Cohen writes (and you don't have to pay to get this), "For Mr. Obama and Mr. Romney--both of whom are mapping out routes to 270 electoral votes needed to take the Presidency--New Hampshire represents not just four votes, but four of the final votes needed to get to, or stay in, the White House.  On some maps, New Hampshire is the final push across the finish line."

Silver fails to note how Al Gore would have been President in 2001 had Ralph Nader not taken 19,000 or so votes away from him, enough to give New Hampshire’s four vital votes to George Bush in 2000.

538 does note how there are several scenarios in which the four votes could make the difference this year; I've related them here earlier.

Cohen also notes how New Hampshire has trended Democratic in recent years after every Republican Presidential candidate (except Goldwater in 1964) carried the state from 1948 to 1988.

Clinton won here by a point in 1992, by 10 in 1996, then Bush won by less than one in 2000, Kerry by one point in 2004, and Obama by ten points (including all ten counties) in 2008.

This year promises to be more like 2000 and 2004 than 2008.

At this point, gives Obama a 71 percent chance to win New Hampshire, slightly better than the 63 percent chance overall.

Silver has New Hampshire ranked eighth on its list of Tipping Point states, ahead of big states like Michigan and North Carolina, and third in its list of Return on Investment States.

No wonder you can't watch Channel 9 News for more than a few minutes without seeing commercials from both sides; it's that great return on investment?

On the Congressional front, Silver (this time it is in fact his article) gives Republicans a four to one chance of holding control (I'd make it 10 to 1).  He ranks control of the Senate as a virtual toss-up.  I still see Republicans easily winning control (North Dakota, Nebraska, Wisconsin, Missouri, and Montana all turn red easily with Virginia the real toss-up and an outside shot for Republicans in Florida and Ohio--only Maine is lost and then only to Independent King). is worth a look every few days of so, now more than ever.


Ovide And Jackie (NOT Maggie) Neck And Neck


Here's a Rasmussen poll that nearly snuck by undetected last week.  Details are only available to paid subscribers, but Real Clear Politics has posted results which show Republican Ovide Lamontagne ahead of Democrat Jackie Cilley by two points (41-39) in the race for governor.  Meanwhile, Ovide holds a six point leader (42-36) over Democrat (and friend of kathythes) Maggie Hassan.

Here's how Rasmussen rather cryptically words the free part on its web--"A new Rasmussen Reports telephone survey of likely New Hampshire votes finds the top two Republicans, attorney Ovide Lamontagne and former State Representative Kevin Smith--running neck and neck with former Democratic State Senator Jackie Cilley and only slightly ahead of another Democratic hopeful, ex-state Senator Maggie Hassan."
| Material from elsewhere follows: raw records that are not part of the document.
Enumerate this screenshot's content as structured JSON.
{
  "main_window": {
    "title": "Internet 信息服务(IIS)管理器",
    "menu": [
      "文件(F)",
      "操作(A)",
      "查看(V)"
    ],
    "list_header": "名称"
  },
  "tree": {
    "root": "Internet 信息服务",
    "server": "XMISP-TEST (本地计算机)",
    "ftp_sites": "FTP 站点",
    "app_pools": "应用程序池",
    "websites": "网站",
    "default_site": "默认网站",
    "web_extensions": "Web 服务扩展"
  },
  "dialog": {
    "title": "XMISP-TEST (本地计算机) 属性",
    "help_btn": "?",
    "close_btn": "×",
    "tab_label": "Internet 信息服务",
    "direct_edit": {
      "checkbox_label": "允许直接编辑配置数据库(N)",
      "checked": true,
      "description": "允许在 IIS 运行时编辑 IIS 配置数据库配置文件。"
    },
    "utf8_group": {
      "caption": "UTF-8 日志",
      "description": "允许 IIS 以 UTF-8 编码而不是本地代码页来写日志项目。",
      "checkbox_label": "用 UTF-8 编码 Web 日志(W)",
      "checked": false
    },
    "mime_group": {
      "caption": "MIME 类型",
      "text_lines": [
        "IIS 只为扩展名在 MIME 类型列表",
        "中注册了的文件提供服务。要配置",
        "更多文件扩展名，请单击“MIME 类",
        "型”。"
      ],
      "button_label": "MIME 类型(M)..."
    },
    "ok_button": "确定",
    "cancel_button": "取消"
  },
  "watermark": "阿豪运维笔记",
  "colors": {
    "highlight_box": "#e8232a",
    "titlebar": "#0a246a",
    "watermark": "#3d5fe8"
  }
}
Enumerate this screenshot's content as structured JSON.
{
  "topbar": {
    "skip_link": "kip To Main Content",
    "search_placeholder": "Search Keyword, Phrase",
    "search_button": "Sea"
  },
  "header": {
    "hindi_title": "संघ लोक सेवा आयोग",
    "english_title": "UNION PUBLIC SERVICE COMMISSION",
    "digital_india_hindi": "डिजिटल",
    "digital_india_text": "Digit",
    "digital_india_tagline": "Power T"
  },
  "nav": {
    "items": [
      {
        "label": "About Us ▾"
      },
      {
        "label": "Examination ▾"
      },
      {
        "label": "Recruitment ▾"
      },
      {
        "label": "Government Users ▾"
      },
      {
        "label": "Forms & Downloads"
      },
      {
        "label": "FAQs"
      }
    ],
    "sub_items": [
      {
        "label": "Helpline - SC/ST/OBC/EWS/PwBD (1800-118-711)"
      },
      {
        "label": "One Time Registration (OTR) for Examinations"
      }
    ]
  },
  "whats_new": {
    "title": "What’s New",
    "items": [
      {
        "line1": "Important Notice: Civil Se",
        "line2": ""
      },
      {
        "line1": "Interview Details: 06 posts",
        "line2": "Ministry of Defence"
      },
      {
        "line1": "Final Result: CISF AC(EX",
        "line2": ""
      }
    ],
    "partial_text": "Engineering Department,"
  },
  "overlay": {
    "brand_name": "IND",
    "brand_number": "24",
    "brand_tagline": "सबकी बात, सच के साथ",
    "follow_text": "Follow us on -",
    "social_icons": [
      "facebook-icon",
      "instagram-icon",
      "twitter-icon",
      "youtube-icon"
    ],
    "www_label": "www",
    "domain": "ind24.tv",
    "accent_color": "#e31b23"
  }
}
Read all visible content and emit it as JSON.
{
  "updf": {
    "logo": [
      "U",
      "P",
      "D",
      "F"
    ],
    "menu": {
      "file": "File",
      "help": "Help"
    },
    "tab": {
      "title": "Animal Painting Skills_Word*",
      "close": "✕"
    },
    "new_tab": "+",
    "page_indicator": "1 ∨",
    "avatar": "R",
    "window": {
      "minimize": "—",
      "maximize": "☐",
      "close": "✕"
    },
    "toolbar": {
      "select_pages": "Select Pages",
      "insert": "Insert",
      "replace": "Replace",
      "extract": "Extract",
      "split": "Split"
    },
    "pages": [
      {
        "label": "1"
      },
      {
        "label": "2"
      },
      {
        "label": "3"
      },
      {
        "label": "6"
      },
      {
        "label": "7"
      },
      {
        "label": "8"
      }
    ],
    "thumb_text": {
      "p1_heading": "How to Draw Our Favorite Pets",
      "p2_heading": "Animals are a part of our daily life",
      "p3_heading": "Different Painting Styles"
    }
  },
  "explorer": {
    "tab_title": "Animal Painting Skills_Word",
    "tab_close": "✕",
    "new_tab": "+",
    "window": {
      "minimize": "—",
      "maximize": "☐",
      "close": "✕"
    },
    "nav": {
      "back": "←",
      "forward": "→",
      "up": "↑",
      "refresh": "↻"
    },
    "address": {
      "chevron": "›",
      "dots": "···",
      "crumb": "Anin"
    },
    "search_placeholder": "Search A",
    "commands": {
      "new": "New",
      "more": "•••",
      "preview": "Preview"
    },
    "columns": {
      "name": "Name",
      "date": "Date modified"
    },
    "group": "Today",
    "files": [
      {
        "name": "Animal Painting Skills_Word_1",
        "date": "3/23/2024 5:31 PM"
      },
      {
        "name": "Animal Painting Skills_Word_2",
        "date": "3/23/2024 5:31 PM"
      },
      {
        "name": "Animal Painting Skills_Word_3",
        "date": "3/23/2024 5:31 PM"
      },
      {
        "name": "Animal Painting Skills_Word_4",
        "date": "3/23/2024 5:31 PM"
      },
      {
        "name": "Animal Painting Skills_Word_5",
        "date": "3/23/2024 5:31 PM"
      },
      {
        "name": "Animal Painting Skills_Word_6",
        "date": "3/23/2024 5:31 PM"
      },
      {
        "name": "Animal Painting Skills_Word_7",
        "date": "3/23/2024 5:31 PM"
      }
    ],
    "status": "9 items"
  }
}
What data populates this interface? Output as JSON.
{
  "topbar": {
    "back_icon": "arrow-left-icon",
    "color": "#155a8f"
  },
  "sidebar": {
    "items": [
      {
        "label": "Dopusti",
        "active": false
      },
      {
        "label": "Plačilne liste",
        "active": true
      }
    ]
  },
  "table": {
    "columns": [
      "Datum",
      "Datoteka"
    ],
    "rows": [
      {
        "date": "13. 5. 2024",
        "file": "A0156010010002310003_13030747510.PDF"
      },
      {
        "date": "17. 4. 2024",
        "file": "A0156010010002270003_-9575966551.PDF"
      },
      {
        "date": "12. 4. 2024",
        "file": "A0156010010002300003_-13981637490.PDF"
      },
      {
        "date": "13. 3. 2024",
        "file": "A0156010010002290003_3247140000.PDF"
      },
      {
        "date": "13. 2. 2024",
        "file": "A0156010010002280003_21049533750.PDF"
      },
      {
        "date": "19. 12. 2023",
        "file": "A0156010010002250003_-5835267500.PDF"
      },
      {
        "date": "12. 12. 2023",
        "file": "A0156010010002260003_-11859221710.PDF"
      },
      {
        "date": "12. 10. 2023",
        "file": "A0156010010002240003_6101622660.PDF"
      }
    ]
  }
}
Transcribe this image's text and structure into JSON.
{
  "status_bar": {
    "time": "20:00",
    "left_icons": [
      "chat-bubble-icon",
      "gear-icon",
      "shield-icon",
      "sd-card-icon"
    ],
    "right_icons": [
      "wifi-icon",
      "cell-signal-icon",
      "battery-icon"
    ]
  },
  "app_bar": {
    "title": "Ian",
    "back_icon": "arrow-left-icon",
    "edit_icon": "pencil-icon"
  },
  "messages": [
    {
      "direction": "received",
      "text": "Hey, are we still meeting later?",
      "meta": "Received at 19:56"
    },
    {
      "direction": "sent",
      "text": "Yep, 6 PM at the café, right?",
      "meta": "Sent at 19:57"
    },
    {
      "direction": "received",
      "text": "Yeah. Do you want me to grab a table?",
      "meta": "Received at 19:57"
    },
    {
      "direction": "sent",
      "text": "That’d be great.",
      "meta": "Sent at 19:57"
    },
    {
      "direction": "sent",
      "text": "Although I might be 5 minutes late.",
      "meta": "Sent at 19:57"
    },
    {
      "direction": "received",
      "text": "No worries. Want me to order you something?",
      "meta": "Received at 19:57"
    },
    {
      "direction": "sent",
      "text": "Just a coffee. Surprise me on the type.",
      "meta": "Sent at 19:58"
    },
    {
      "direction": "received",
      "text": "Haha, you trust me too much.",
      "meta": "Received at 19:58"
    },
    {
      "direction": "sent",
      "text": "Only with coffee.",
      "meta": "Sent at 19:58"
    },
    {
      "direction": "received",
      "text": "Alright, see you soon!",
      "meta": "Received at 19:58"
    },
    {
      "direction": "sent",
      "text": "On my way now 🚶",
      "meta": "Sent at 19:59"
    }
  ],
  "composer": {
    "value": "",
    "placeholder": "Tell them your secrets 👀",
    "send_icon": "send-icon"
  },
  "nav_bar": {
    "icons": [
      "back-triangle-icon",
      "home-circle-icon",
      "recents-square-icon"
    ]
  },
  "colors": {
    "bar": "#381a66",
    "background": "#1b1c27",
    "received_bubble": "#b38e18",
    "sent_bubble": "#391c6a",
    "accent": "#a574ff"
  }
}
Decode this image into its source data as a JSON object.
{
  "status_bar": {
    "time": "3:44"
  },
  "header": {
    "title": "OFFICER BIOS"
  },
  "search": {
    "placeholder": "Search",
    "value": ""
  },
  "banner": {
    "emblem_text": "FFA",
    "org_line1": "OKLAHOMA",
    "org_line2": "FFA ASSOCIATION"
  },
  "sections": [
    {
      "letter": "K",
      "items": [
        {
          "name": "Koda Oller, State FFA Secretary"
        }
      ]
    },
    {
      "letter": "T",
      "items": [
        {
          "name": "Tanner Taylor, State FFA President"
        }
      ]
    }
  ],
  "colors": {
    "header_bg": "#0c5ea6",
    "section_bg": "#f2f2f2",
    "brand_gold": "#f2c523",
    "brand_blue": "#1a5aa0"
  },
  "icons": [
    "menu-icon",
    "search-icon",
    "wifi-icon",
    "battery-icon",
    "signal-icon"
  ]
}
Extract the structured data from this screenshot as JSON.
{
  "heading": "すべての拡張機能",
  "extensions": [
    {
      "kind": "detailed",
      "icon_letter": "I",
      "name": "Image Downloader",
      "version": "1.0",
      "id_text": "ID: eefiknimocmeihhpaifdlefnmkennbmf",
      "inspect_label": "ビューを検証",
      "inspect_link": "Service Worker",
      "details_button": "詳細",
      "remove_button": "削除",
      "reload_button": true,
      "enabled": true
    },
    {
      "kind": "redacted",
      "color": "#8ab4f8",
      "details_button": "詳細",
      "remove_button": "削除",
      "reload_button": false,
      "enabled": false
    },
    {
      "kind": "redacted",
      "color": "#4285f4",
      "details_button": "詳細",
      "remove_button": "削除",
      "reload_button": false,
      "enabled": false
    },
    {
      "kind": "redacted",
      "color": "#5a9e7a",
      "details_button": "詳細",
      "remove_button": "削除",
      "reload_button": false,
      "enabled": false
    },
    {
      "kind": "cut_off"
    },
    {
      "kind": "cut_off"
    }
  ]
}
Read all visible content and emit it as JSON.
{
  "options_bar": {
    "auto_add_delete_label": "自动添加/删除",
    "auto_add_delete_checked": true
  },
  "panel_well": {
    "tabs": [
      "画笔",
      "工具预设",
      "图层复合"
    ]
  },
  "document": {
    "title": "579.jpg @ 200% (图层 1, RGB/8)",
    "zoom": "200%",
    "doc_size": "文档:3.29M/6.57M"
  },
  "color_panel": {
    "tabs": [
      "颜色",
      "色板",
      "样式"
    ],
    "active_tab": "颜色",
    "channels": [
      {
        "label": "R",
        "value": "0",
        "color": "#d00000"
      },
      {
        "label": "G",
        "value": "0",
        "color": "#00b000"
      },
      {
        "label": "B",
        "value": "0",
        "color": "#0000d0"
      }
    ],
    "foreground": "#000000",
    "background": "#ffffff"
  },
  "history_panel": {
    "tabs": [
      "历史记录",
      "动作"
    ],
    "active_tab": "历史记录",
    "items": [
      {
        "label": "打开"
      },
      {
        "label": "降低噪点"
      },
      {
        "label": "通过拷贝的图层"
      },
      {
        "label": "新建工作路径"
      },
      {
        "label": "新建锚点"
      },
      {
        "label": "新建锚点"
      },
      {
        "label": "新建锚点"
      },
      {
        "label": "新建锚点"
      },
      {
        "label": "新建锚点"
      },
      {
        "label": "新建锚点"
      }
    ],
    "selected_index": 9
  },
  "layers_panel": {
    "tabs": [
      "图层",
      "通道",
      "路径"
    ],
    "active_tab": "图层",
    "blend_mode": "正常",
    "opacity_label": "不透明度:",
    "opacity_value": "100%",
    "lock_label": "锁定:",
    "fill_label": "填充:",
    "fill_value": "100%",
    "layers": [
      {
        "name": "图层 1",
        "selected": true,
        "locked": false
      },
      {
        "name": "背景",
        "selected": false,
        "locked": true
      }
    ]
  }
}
That rather mysterious language would lead us to believe that Kevin Smith does about the same as Ovide against the two Democrats, but it would certainly lead Democrats to believe what I've been saying all along, Jackie would be better than Maggie The Dog Torturer Hassan.

This Rasmussen poll was apparently taken as the same time as one which shows President Barack Obama leading Mitt Romney by five points (48-43) in New Hampshire.

Rasmussen reports that 20 to 25 percent like some other candidate for governor or are undecided in every case.  500 voters were surveyed on June 20 for this poll.

Anyone who subscribes to Rasmussen and has more details, please pass them along.